■ **Your assignment**: With the string "arrow" as the filter, copy each matching line from the records.

[Dataset rows for apps and sites]
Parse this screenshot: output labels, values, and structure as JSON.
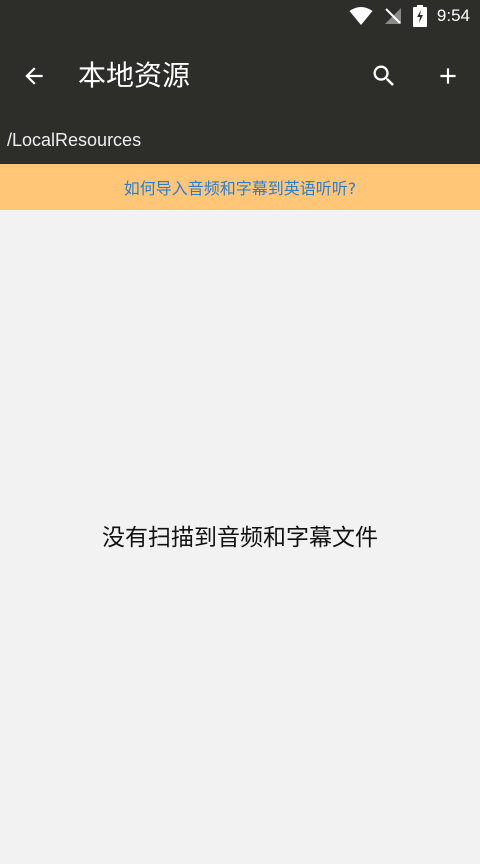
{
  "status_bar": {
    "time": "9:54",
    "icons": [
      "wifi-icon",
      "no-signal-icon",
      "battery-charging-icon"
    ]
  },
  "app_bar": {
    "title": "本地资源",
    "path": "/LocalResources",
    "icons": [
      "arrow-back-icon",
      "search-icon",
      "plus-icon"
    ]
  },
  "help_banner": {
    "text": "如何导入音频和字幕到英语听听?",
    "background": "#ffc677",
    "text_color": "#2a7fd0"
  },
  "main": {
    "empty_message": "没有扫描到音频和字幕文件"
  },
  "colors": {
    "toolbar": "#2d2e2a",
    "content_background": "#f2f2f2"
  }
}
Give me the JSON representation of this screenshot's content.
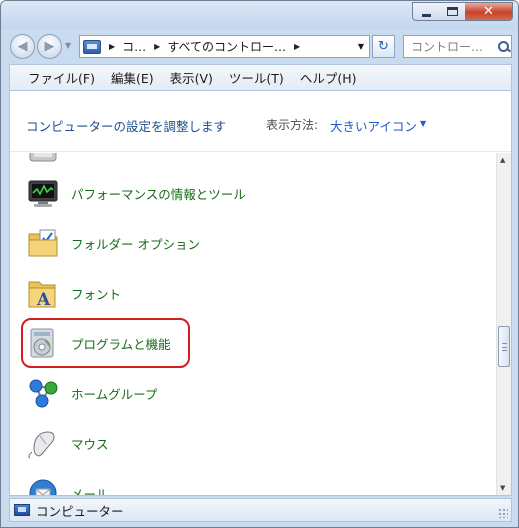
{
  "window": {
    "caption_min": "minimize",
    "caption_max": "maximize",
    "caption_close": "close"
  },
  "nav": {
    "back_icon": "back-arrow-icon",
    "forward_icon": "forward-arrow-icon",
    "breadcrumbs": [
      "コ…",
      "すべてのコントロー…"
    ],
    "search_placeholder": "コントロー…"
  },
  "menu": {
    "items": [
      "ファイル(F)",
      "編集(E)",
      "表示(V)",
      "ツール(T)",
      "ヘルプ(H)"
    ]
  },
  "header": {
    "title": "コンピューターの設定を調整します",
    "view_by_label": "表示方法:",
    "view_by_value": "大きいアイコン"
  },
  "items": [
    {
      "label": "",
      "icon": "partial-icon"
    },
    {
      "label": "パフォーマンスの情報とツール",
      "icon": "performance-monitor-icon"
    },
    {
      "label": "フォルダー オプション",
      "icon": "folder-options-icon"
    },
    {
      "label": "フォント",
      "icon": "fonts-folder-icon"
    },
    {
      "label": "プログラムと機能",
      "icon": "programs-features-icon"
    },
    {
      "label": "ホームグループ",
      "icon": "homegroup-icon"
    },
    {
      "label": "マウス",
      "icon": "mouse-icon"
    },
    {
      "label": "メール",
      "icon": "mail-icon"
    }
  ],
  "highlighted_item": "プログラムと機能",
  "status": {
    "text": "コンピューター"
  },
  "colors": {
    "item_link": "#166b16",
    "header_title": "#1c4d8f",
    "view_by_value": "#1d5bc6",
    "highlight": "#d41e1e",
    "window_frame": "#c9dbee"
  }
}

■ **Solution below**:
      "arrow-back-icon",
    "back_icon": "back-arrow-icon",
    "forward_icon": "forward-arrow-icon",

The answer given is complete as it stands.